**PROBLEM STATEMENT**
Give back every entry precisely as written, without any of the images.

========================

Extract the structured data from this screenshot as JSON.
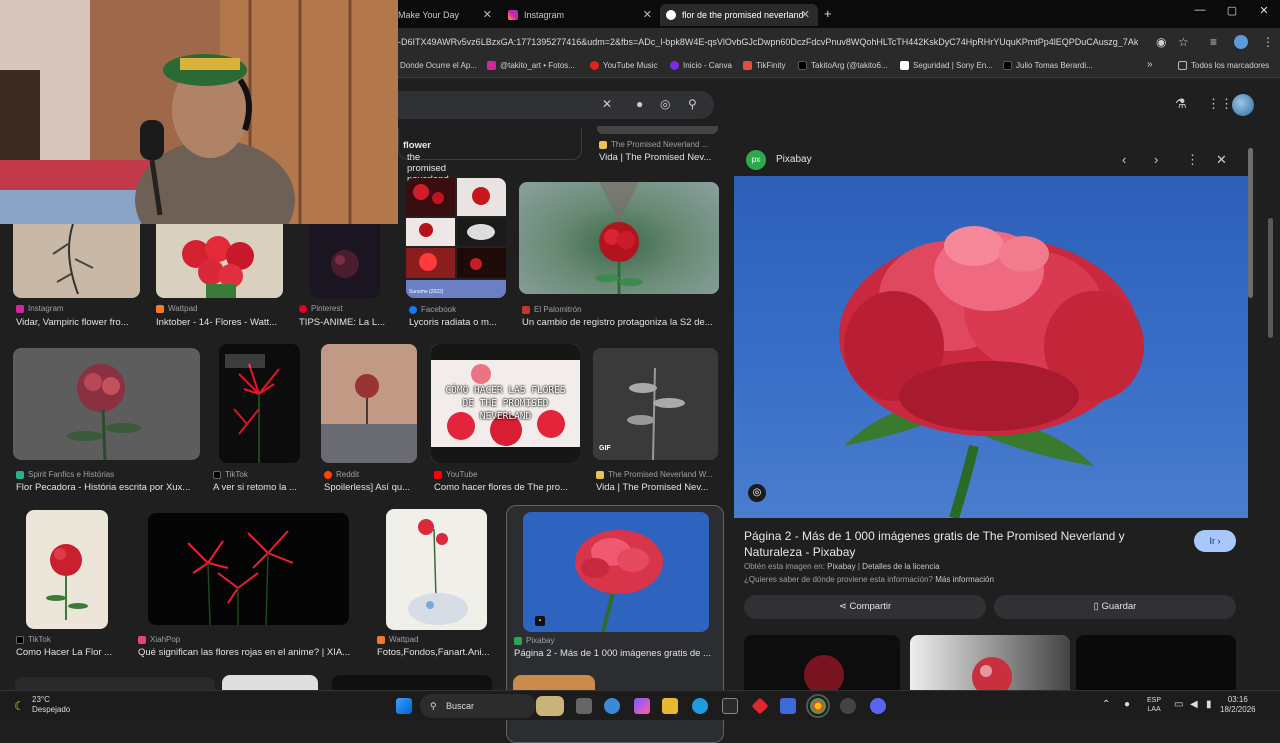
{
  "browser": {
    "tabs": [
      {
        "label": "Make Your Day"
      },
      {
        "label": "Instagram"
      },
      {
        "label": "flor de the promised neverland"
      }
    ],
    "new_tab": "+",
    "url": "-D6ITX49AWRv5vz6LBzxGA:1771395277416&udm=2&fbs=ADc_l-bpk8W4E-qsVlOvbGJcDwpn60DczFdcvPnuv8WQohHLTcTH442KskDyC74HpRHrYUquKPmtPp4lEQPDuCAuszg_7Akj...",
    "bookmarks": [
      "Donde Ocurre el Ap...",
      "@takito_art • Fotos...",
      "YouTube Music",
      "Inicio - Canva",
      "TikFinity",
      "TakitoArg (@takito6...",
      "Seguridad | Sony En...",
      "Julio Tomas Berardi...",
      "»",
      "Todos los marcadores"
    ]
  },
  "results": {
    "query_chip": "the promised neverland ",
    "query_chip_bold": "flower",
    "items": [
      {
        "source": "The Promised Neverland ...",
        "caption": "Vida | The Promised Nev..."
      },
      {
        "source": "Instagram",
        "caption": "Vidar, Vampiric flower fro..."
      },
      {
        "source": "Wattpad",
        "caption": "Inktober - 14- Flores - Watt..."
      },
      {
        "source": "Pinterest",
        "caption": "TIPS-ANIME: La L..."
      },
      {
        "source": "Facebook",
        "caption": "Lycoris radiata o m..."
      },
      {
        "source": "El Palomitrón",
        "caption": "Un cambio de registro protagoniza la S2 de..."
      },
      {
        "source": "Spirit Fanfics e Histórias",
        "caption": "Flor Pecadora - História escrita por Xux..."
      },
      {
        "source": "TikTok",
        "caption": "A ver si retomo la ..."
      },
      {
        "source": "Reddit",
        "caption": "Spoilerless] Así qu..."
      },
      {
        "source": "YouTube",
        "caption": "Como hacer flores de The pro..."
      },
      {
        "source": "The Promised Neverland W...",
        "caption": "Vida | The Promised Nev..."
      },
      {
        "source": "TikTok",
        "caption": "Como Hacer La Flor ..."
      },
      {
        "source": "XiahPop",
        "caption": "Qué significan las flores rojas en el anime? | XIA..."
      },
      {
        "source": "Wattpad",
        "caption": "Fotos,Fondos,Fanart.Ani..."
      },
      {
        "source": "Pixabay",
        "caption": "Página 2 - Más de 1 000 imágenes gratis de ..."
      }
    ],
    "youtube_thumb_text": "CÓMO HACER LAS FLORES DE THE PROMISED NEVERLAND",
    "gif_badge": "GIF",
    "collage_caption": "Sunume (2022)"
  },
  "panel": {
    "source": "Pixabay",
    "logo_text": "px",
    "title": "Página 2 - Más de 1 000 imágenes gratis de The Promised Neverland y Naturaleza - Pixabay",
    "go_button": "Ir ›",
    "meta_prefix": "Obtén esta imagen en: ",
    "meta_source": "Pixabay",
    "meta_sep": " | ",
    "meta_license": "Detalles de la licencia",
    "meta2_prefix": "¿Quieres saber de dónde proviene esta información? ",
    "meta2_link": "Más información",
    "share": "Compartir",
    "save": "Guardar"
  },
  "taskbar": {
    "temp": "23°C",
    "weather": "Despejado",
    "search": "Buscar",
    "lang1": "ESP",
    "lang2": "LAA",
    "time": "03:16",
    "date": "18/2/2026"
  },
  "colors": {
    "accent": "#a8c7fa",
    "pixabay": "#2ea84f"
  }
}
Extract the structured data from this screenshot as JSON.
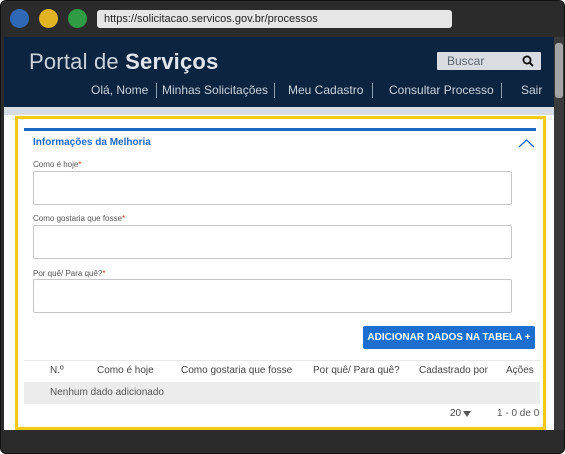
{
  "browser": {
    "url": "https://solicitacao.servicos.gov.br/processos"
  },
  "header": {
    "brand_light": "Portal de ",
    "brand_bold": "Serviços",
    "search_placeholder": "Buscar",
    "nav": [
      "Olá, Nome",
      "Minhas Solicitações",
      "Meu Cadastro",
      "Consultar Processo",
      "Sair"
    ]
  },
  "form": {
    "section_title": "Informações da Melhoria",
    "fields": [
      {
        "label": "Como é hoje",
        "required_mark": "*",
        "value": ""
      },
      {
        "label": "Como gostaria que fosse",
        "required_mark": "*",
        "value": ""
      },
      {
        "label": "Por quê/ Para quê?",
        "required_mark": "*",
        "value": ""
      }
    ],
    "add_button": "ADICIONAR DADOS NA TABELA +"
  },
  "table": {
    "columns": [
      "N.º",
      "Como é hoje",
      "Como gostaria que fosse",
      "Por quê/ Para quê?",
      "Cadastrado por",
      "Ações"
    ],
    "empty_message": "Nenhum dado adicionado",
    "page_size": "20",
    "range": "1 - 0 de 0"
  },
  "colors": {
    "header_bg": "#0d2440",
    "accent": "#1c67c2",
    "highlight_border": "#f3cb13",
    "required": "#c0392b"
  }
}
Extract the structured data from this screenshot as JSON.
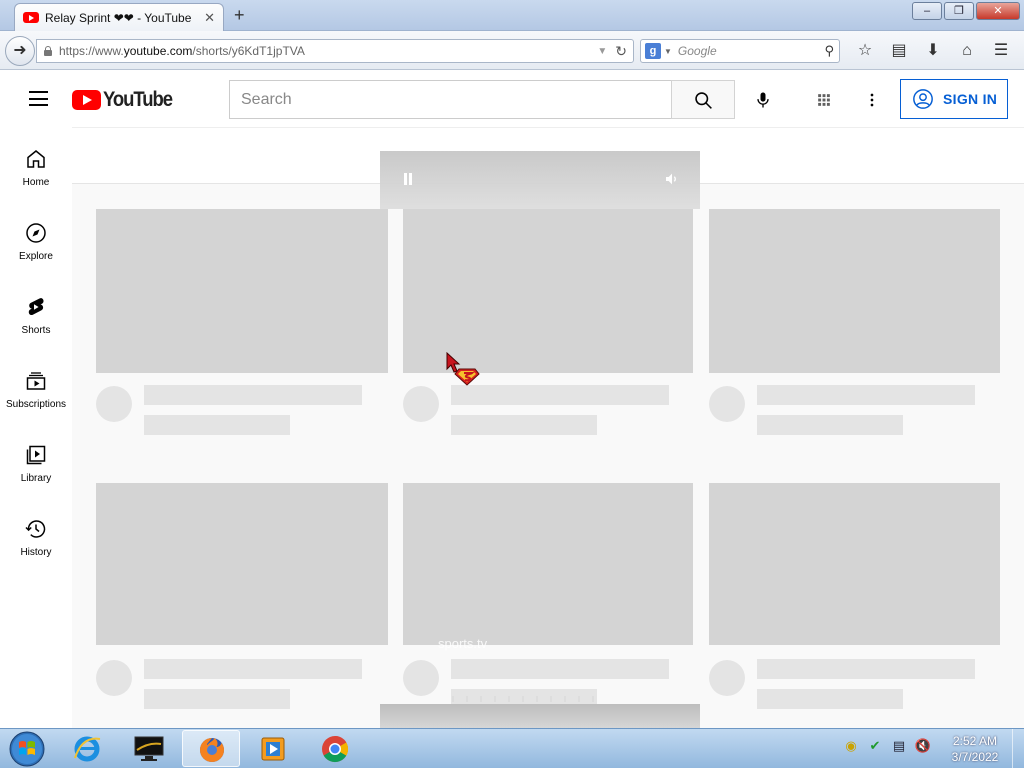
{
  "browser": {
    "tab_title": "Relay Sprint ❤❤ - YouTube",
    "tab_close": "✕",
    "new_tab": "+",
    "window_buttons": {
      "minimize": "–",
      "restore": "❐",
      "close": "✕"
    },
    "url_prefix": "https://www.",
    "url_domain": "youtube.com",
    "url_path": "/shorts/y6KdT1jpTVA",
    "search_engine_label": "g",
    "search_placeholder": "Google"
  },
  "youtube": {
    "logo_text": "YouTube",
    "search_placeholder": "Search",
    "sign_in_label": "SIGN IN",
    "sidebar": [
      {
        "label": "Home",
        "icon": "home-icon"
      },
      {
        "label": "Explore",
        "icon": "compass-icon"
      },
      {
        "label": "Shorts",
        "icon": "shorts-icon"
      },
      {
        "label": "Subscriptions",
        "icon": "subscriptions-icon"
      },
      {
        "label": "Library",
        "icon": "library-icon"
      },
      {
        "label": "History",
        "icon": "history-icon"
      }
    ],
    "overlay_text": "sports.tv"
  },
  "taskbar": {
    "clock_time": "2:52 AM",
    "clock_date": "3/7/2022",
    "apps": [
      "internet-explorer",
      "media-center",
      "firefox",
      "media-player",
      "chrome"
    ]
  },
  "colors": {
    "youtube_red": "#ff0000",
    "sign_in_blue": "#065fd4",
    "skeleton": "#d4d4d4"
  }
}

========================

**YOUR RESPONSE**
Extract the structured data from this screenshot as JSON.
{
  "browser": {
    "tabs": [
      {
        "label": "Make Your Day"
      },
      {
        "label": "Instagram"
      },
      {
        "label": "flor de the promised neverland"
      }
    ],
    "new_tab": "+",
    "url": "-D6ITX49AWRv5vz6LBzxGA:1771395277416&udm=2&fbs=ADc_l-bpk8W4E-qsVlOvbGJcDwpn60DczFdcvPnuv8WQohHLTcTH442KskDyC74HpRHrYUquKPmtPp4lEQPDuCAuszg_7Akj...",
    "bookmarks": [
      "Donde Ocurre el Ap...",
      "@takito_art • Fotos...",
      "YouTube Music",
      "Inicio - Canva",
      "TikFinity",
      "TakitoArg (@takito6...",
      "Seguridad | Sony En...",
      "Julio Tomas Berardi...",
      "»",
      "Todos los marcadores"
    ]
  },
  "results": {
    "query_chip": "the promised neverland ",
    "query_chip_bold": "flower",
    "items": [
      {
        "source": "The Promised Neverland ...",
        "caption": "Vida | The Promised Nev..."
      },
      {
        "source": "Instagram",
        "caption": "Vidar, Vampiric flower fro..."
      },
      {
        "source": "Wattpad",
        "caption": "Inktober - 14- Flores - Watt..."
      },
      {
        "source": "Pinterest",
        "caption": "TIPS-ANIME: La L..."
      },
      {
        "source": "Facebook",
        "caption": "Lycoris radiata o m..."
      },
      {
        "source": "El Palomitrón",
        "caption": "Un cambio de registro protagoniza la S2 de..."
      },
      {
        "source": "Spirit Fanfics e Histórias",
        "caption": "Flor Pecadora - História escrita por Xux..."
      },
      {
        "source": "TikTok",
        "caption": "A ver si retomo la ..."
      },
      {
        "source": "Reddit",
        "caption": "Spoilerless] Así qu..."
      },
      {
        "source": "YouTube",
        "caption": "Como hacer flores de The pro..."
      },
      {
        "source": "The Promised Neverland W...",
        "caption": "Vida | The Promised Nev..."
      },
      {
        "source": "TikTok",
        "caption": "Como Hacer La Flor ..."
      },
      {
        "source": "XiahPop",
        "caption": "Qué significan las flores rojas en el anime? | XIA..."
      },
      {
        "source": "Wattpad",
        "caption": "Fotos,Fondos,Fanart.Ani..."
      },
      {
        "source": "Pixabay",
        "caption": "Página 2 - Más de 1 000 imágenes gratis de ..."
      }
    ],
    "youtube_thumb_text": "CÓMO HACER LAS FLORES DE THE PROMISED NEVERLAND",
    "gif_badge": "GIF",
    "collage_caption": "Sunume (2022)"
  },
  "panel": {
    "source": "Pixabay",
    "logo_text": "px",
    "title": "Página 2 - Más de 1 000 imágenes gratis de The Promised Neverland y Naturaleza - Pixabay",
    "go_button": "Ir ›",
    "meta_prefix": "Obtén esta imagen en: ",
    "meta_source": "Pixabay",
    "meta_sep": " | ",
    "meta_license": "Detalles de la licencia",
    "meta2_prefix": "¿Quieres saber de dónde proviene esta información? ",
    "meta2_link": "Más información",
    "share": "Compartir",
    "save": "Guardar"
  },
  "taskbar": {
    "temp": "23°C",
    "weather": "Despejado",
    "search": "Buscar",
    "lang1": "ESP",
    "lang2": "LAA",
    "time": "03:16",
    "date": "18/2/2026"
  },
  "colors": {
    "accent": "#a8c7fa",
    "pixabay": "#2ea84f"
  }
}
Extract the structured data from this screenshot as JSON.
{
  "browser": {
    "url": "https://solicitacao.servicos.gov.br/processos"
  },
  "header": {
    "brand_light": "Portal de ",
    "brand_bold": "Serviços",
    "search_placeholder": "Buscar",
    "nav": [
      "Olá, Nome",
      "Minhas Solicitações",
      "Meu Cadastro",
      "Consultar Processo",
      "Sair"
    ]
  },
  "form": {
    "section_title": "Informações da Melhoria",
    "fields": [
      {
        "label": "Como é hoje",
        "required_mark": "*",
        "value": ""
      },
      {
        "label": "Como gostaria que fosse",
        "required_mark": "*",
        "value": ""
      },
      {
        "label": "Por quê/ Para quê?",
        "required_mark": "*",
        "value": ""
      }
    ],
    "add_button": "ADICIONAR DADOS NA TABELA +"
  },
  "table": {
    "columns": [
      "N.º",
      "Como é hoje",
      "Como gostaria que fosse",
      "Por quê/ Para quê?",
      "Cadastrado por",
      "Ações"
    ],
    "empty_message": "Nenhum dado adicionado",
    "page_size": "20",
    "range": "1 - 0 de 0"
  },
  "colors": {
    "header_bg": "#0d2440",
    "accent": "#1c67c2",
    "highlight_border": "#f3cb13",
    "required": "#c0392b"
  }
}
Extract the structured data from this screenshot as JSON.
{
  "browser": {
    "tab_title": "Relay Sprint ❤❤ - YouTube",
    "tab_close": "✕",
    "new_tab": "+",
    "window_buttons": {
      "minimize": "–",
      "restore": "❐",
      "close": "✕"
    },
    "url_prefix": "https://www.",
    "url_domain": "youtube.com",
    "url_path": "/shorts/y6KdT1jpTVA",
    "search_engine_label": "g",
    "search_placeholder": "Google"
  },
  "youtube": {
    "logo_text": "YouTube",
    "search_placeholder": "Search",
    "sign_in_label": "SIGN IN",
    "sidebar": [
      {
        "label": "Home",
        "icon": "home-icon"
      },
      {
        "label": "Explore",
        "icon": "compass-icon"
      },
      {
        "label": "Shorts",
        "icon": "shorts-icon"
      },
      {
        "label": "Subscriptions",
        "icon": "subscriptions-icon"
      },
      {
        "label": "Library",
        "icon": "library-icon"
      },
      {
        "label": "History",
        "icon": "history-icon"
      }
    ],
    "overlay_text": "sports.tv"
  },
  "taskbar": {
    "clock_time": "2:52 AM",
    "clock_date": "3/7/2022",
    "apps": [
      "internet-explorer",
      "media-center",
      "firefox",
      "media-player",
      "chrome"
    ]
  },
  "colors": {
    "youtube_red": "#ff0000",
    "sign_in_blue": "#065fd4",
    "skeleton": "#d4d4d4"
  }
}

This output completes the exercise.